**YOUR INSTRUCTIONS:**
Determine how many lines in the records hold "EDUSKUNTAAN", and give that number with nothing added.
[Opening DATA UNDER STUDY section]
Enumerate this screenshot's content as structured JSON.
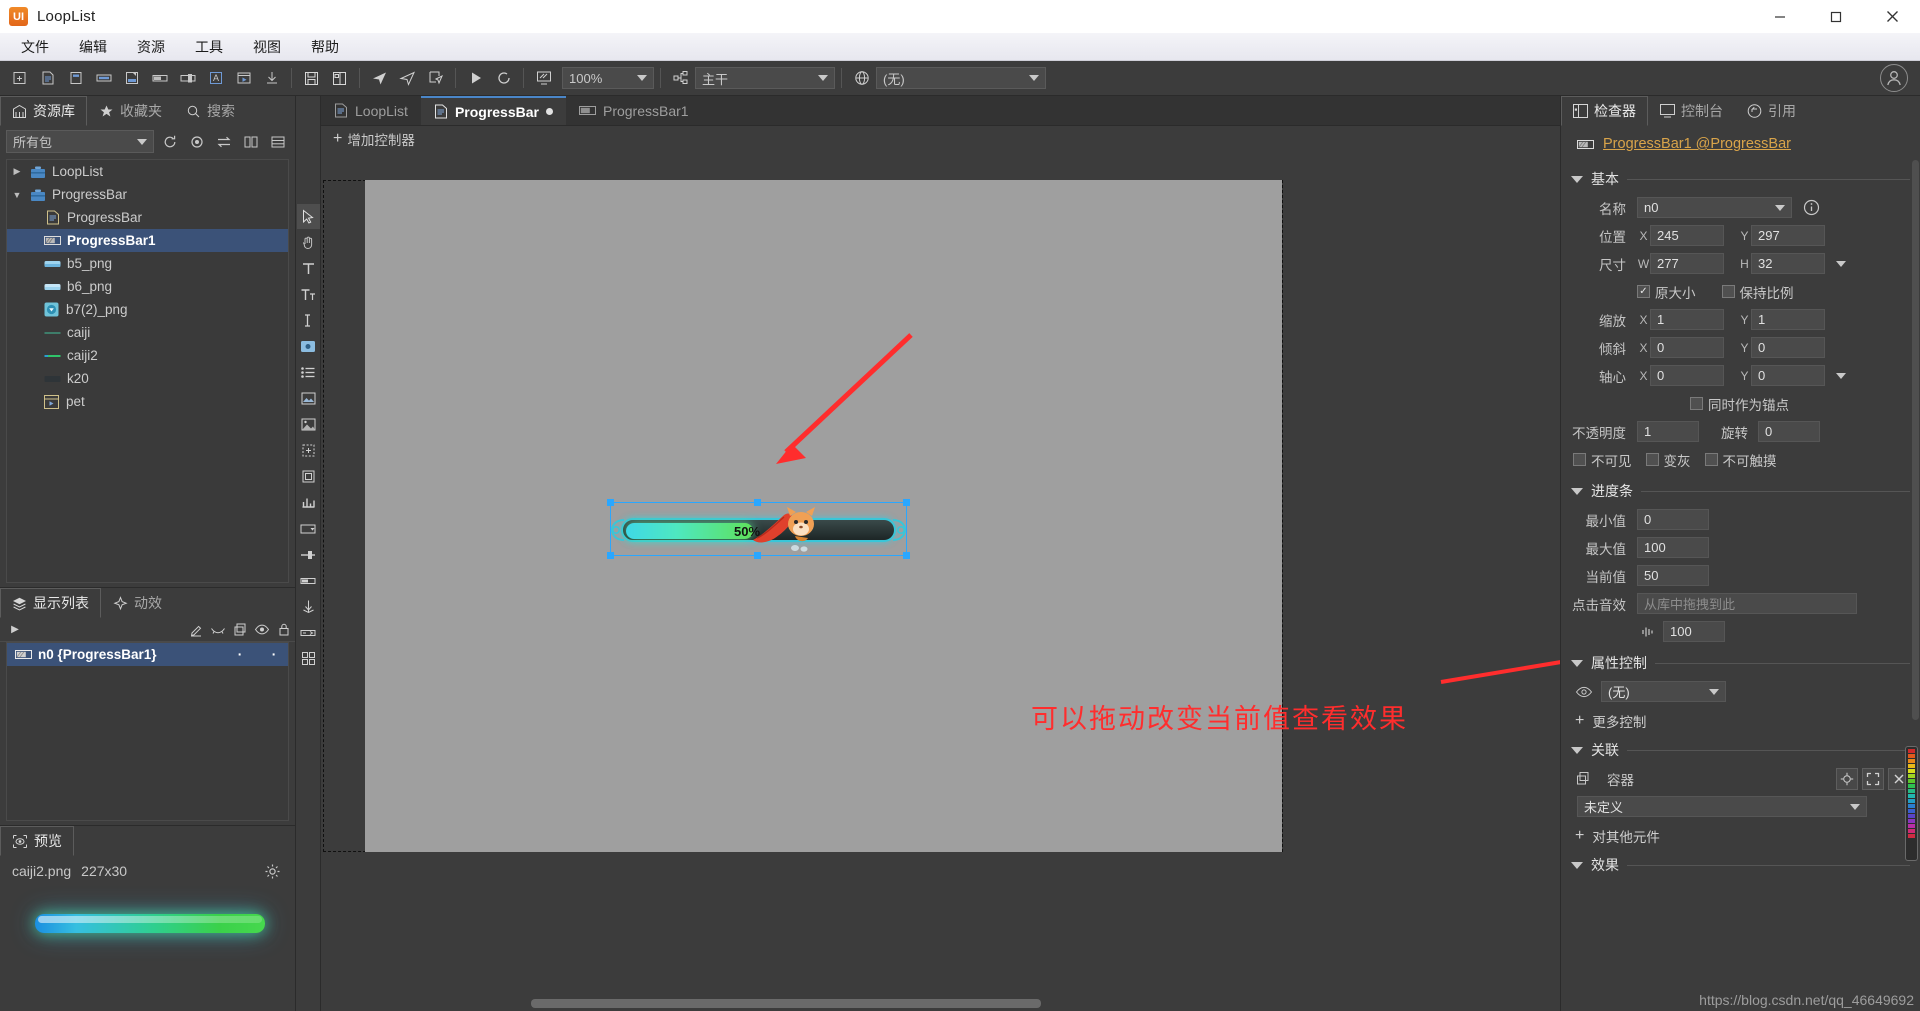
{
  "window": {
    "app_name": "LoopList",
    "logo_text": "UI",
    "minimize": "minimize-icon",
    "maximize": "maximize-icon",
    "close": "close-icon"
  },
  "menubar": {
    "items": [
      "文件",
      "编辑",
      "资源",
      "工具",
      "视图",
      "帮助"
    ]
  },
  "toolbar": {
    "zoom": "100%",
    "branch": "主干",
    "locale": "(无)",
    "buttons": [
      "new-package-icon",
      "new-document-icon",
      "new-component-icon",
      "new-button-icon",
      "new-label-icon",
      "new-progressbar-icon",
      "new-slider-icon",
      "new-textinput-icon",
      "new-movieclip-icon",
      "import-icon",
      "save-icon",
      "save-all-icon",
      "publish-icon",
      "publish-all-icon",
      "publish-settings-icon",
      "run-icon",
      "refresh-icon",
      "preview-icon"
    ]
  },
  "library": {
    "tabs": [
      {
        "label": "资源库",
        "icon": "library-icon",
        "active": true
      },
      {
        "label": "收藏夹",
        "icon": "star-icon",
        "active": false
      },
      {
        "label": "搜索",
        "icon": "search-icon",
        "active": false
      }
    ],
    "package_filter": "所有包",
    "tool_icons": [
      "refresh-icon",
      "locate-icon",
      "sync-icon",
      "columns-icon",
      "list-icon"
    ],
    "tree": [
      {
        "label": "LoopList",
        "icon": "package-icon",
        "depth": 0,
        "twist": "collapsed",
        "selected": false
      },
      {
        "label": "ProgressBar",
        "icon": "package-icon",
        "depth": 0,
        "twist": "expanded",
        "selected": false
      },
      {
        "label": "ProgressBar",
        "icon": "component-icon",
        "depth": 1,
        "twist": "",
        "selected": false
      },
      {
        "label": "ProgressBar1",
        "icon": "progressbar-icon",
        "depth": 1,
        "twist": "",
        "selected": true
      },
      {
        "label": "b5_png",
        "icon": "image-blue-icon",
        "depth": 1,
        "twist": "",
        "selected": false
      },
      {
        "label": "b6_png",
        "icon": "image-blue-icon",
        "depth": 1,
        "twist": "",
        "selected": false
      },
      {
        "label": "b7(2)_png",
        "icon": "image-arrow-icon",
        "depth": 1,
        "twist": "",
        "selected": false
      },
      {
        "label": "caiji",
        "icon": "image-line-icon",
        "depth": 1,
        "twist": "",
        "selected": false
      },
      {
        "label": "caiji2",
        "icon": "image-line2-icon",
        "depth": 1,
        "twist": "",
        "selected": false
      },
      {
        "label": "k20",
        "icon": "image-dark-icon",
        "depth": 1,
        "twist": "",
        "selected": false
      },
      {
        "label": "pet",
        "icon": "movieclip-icon",
        "depth": 1,
        "twist": "",
        "selected": false
      }
    ]
  },
  "display_list": {
    "tabs": [
      {
        "label": "显示列表",
        "icon": "layers-icon",
        "active": true
      },
      {
        "label": "动效",
        "icon": "sparkle-icon",
        "active": false
      }
    ],
    "column_icons": [
      "expand-icon",
      "edit-icon",
      "gizmo-icon",
      "duplicate-icon",
      "visible-icon",
      "lock-icon"
    ],
    "rows": [
      {
        "label": "n0 {ProgressBar1}",
        "icon": "progressbar-icon",
        "selected": true,
        "dot1": "·",
        "dot2": "·"
      }
    ]
  },
  "preview": {
    "tabs": [
      {
        "label": "预览",
        "icon": "preview-eye-icon",
        "active": true
      }
    ],
    "file_name": "caiji2.png",
    "dimensions": "227x30",
    "settings_icon": "gear-icon"
  },
  "tools": {
    "items": [
      "pointer-tool",
      "hand-tool",
      "text-tool",
      "richtext-tool",
      "input-tool",
      "button-tool",
      "list-tool",
      "image-tool",
      "loader-tool",
      "group-tool",
      "container-tool",
      "graph-tool",
      "combobox-tool",
      "slider-tool",
      "scrollbar-tool",
      "progress-tool",
      "tree-tool",
      "align-tool",
      "grid-tool"
    ],
    "selected_index": 0
  },
  "document_tabs": [
    {
      "label": "LoopList",
      "icon": "component-icon",
      "active": false,
      "modified": false
    },
    {
      "label": "ProgressBar",
      "icon": "component-icon",
      "active": true,
      "modified": true
    },
    {
      "label": "ProgressBar1",
      "icon": "progressbar-icon",
      "active": false,
      "modified": false
    }
  ],
  "stage": {
    "add_controller_label": "增加控制器",
    "add_controller_icon": "plus-icon",
    "progress_label": "50%",
    "annotation_text": "可以拖动改变当前值查看效果",
    "annotation_color": "#ff2d2d",
    "fill_percent": 47
  },
  "inspector": {
    "tabs": [
      {
        "label": "检查器",
        "icon": "inspector-icon",
        "active": true
      },
      {
        "label": "控制台",
        "icon": "console-icon",
        "active": false
      },
      {
        "label": "引用",
        "icon": "reference-icon",
        "active": false
      }
    ],
    "object_icon": "progressbar-icon",
    "object_title": "ProgressBar1 @ProgressBar",
    "object_title_color": "#d9a44a",
    "sections": {
      "basic": {
        "title": "基本",
        "name_label": "名称",
        "name_value": "n0",
        "info_icon": "info-icon",
        "position_label": "位置",
        "position_x": "245",
        "position_y": "297",
        "size_label": "尺寸",
        "size_w": "277",
        "size_h": "32",
        "original_size_label": "原大小",
        "original_size_checked": true,
        "keep_ratio_label": "保持比例",
        "keep_ratio_checked": false,
        "scale_label": "缩放",
        "scale_x": "1",
        "scale_y": "1",
        "skew_label": "倾斜",
        "skew_x": "0",
        "skew_y": "0",
        "pivot_label": "轴心",
        "pivot_x": "0",
        "pivot_y": "0",
        "anchor_label": "同时作为锚点",
        "anchor_checked": false,
        "opacity_label": "不透明度",
        "opacity_value": "1",
        "rotation_label": "旋转",
        "rotation_value": "0",
        "invisible_label": "不可见",
        "invisible_checked": false,
        "grayed_label": "变灰",
        "grayed_checked": false,
        "untouchable_label": "不可触摸",
        "untouchable_checked": false
      },
      "progressbar": {
        "title": "进度条",
        "min_label": "最小值",
        "min_value": "0",
        "max_label": "最大值",
        "max_value": "100",
        "current_label": "当前值",
        "current_value": "50",
        "sound_label": "点击音效",
        "sound_placeholder": "从库中拖拽到此",
        "volume_icon": "volume-icon",
        "volume_value": "100"
      },
      "attribute_control": {
        "title": "属性控制",
        "eye_icon": "eye-icon",
        "controller_value": "(无)",
        "more_label": "更多控制",
        "more_icon": "plus-icon"
      },
      "relation": {
        "title": "关联",
        "container_icon": "container-icon",
        "container_label": "容器",
        "container_value": "未定义",
        "target_icon": "target-icon",
        "fullscreen_icon": "fullscreen-icon",
        "clear_icon": "close-icon",
        "other_label": "对其他元件",
        "other_icon": "plus-icon"
      },
      "effect": {
        "title": "效果"
      }
    }
  },
  "watermark": "https://blog.csdn.net/qq_46649692",
  "colors": {
    "accent_blue": "#4a86c8",
    "selection": "#3b5278",
    "panel_bg": "#3c3c3c",
    "stage_bg": "#9f9f9f",
    "annotation_red": "#ff2d2d",
    "object_title": "#d9a44a"
  }
}
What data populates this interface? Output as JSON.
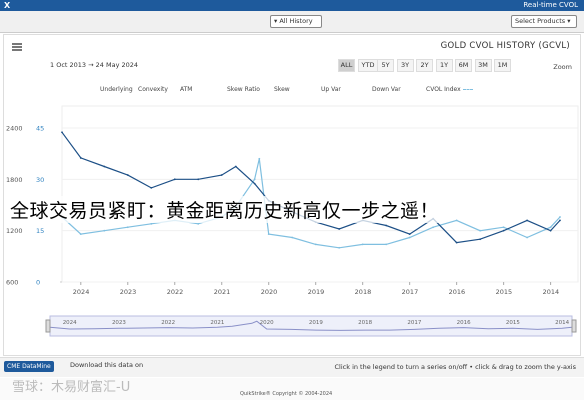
{
  "window": {
    "close": "X",
    "title": "Real-time CVOL"
  },
  "toolbar": {
    "products": "Select Products",
    "history": "All History"
  },
  "chart_header": {
    "title": "GOLD CVOL HISTORY (GCVL)",
    "date_from": "1 Oct 2013",
    "date_to": "24 May 2024",
    "date_sep": "→",
    "zoom_label": "Zoom",
    "zoom_buttons": [
      "1M",
      "3M",
      "6M",
      "1Y",
      "2Y",
      "3Y",
      "5Y",
      "YTD",
      "ALL"
    ],
    "zoom_selected": "ALL"
  },
  "legend": [
    "CVOL Index",
    "Down Var",
    "Up Var",
    "Skew",
    "Skew Ratio",
    "ATM",
    "Convexity",
    "Underlying"
  ],
  "overlay_text": "全球交易员紧盯：黄金距离历史新高仅一步之遥！",
  "bottom": {
    "download_label": "Download this data on",
    "datamine_label": "CME DataMine",
    "hint": "Click in the legend to turn a series on/off • click & drag to zoom the y-axis"
  },
  "footer": {
    "watermark": "雪球：木易财富汇-U",
    "copyright": "QuikStrike® Copyright © 2004-2024"
  },
  "colors": {
    "cvol": "#7fbfe0",
    "underlying": "#1c4f86",
    "navigator": "#8a90c8"
  },
  "chart_data": {
    "type": "line",
    "title": "GOLD CVOL HISTORY (GCVL)",
    "x_reversed": true,
    "x_ticks": [
      "2024",
      "2023",
      "2022",
      "2021",
      "2020",
      "2019",
      "2018",
      "2017",
      "2016",
      "2015",
      "2014"
    ],
    "y_left_ticks": [
      "2400",
      "1800",
      "1200",
      "600"
    ],
    "y_left_range": [
      600,
      2400
    ],
    "y_right_ticks": [
      "45",
      "30",
      "15",
      "0"
    ],
    "y_right_range": [
      0,
      45
    ],
    "series": [
      {
        "name": "CVOL Index",
        "axis": "right",
        "x": [
          2024.4,
          2024.0,
          2023.5,
          2023.0,
          2022.5,
          2022.0,
          2021.5,
          2021.0,
          2020.7,
          2020.3,
          2020.2,
          2020.0,
          2019.5,
          2019.0,
          2018.5,
          2018.0,
          2017.5,
          2017.0,
          2016.5,
          2016.0,
          2015.5,
          2015.0,
          2014.5,
          2014.0,
          2013.8
        ],
        "y": [
          19,
          14,
          15,
          16,
          17,
          18,
          17,
          19,
          22,
          30,
          36,
          14,
          13,
          11,
          10,
          11,
          11,
          13,
          16,
          18,
          15,
          16,
          13,
          16,
          19
        ]
      },
      {
        "name": "Underlying",
        "axis": "left",
        "x": [
          2024.4,
          2024.0,
          2023.5,
          2023.0,
          2022.5,
          2022.0,
          2021.5,
          2021.0,
          2020.7,
          2020.3,
          2020.0,
          2019.5,
          2019.0,
          2018.5,
          2018.0,
          2017.5,
          2017.0,
          2016.5,
          2016.0,
          2015.5,
          2015.0,
          2014.5,
          2014.0,
          2013.8
        ],
        "y": [
          2350,
          2050,
          1950,
          1850,
          1700,
          1800,
          1800,
          1850,
          1950,
          1750,
          1550,
          1420,
          1300,
          1220,
          1320,
          1260,
          1160,
          1340,
          1060,
          1100,
          1200,
          1320,
          1200,
          1320
        ]
      }
    ]
  }
}
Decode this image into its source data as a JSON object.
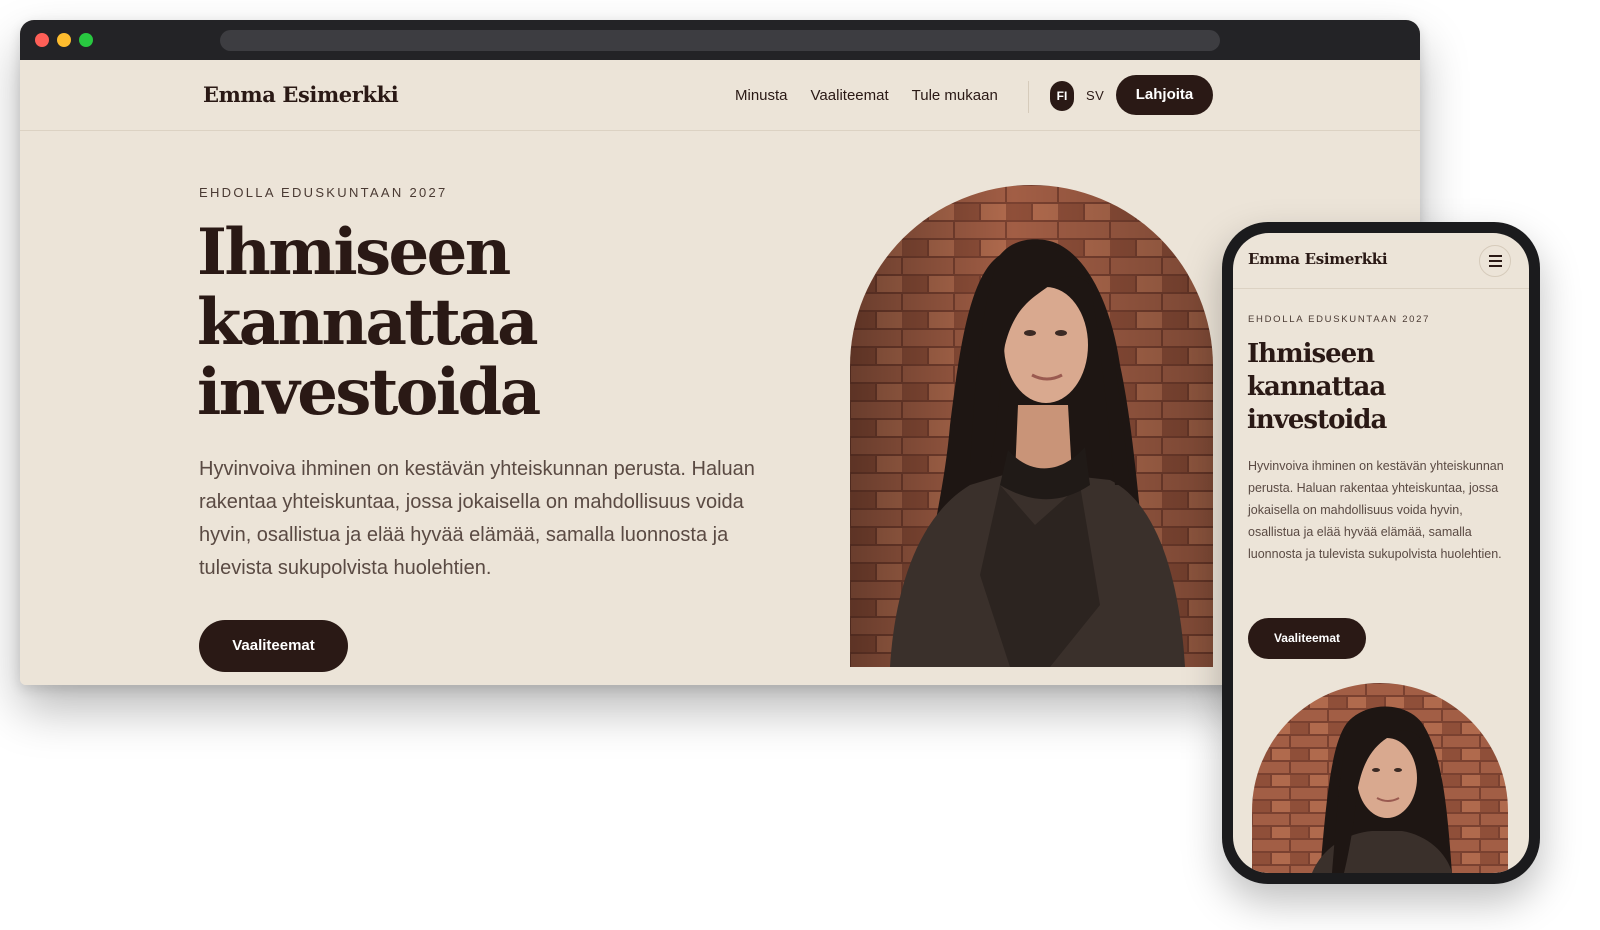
{
  "desktop": {
    "nav": {
      "brand": "Emma Esimerkki",
      "links": [
        "Minusta",
        "Vaaliteemat",
        "Tule mukaan"
      ],
      "languages": [
        "FI",
        "SV"
      ],
      "active_language": "FI",
      "donate_label": "Lahjoita"
    },
    "hero": {
      "eyebrow": "EHDOLLA EDUSKUNTAAN 2027",
      "headline": [
        "Ihmiseen",
        "kannattaa",
        "investoida"
      ],
      "lead": "Hyvinvoiva ihminen on kestävän yhteiskunnan perusta. Haluan rakentaa yhteiskuntaa, jossa jokaisella on mahdollisuus voida hyvin, osallistua ja elää hyvää elämää, samalla luonnosta ja tulevista sukupolvista huolehtien.",
      "cta_label": "Vaaliteemat"
    }
  },
  "mobile": {
    "brand": "Emma Esimerkki",
    "menu_icon": "hamburger-icon",
    "eyebrow": "EHDOLLA EDUSKUNTAAN 2027",
    "headline": [
      "Ihmiseen",
      "kannattaa",
      "investoida"
    ],
    "lead": "Hyvinvoiva ihminen on kestävän yhteiskunnan perusta. Haluan rakentaa yhteiskuntaa, jossa jokaisella on mahdollisuus voida hyvin, osallistua ja elää hyvää elämää, samalla luonnosta ja tulevista sukupolvista huolehtien.",
    "cta_label": "Vaaliteemat"
  },
  "colors": {
    "background": "#ece4d8",
    "primary": "#2a1915",
    "body_text": "#5a4a43",
    "brick": "#9a5a43",
    "hair": "#1e1613",
    "coat": "#3a302b",
    "skin": "#d9a98f"
  }
}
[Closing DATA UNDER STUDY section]
**TASK SOLUTION:**
2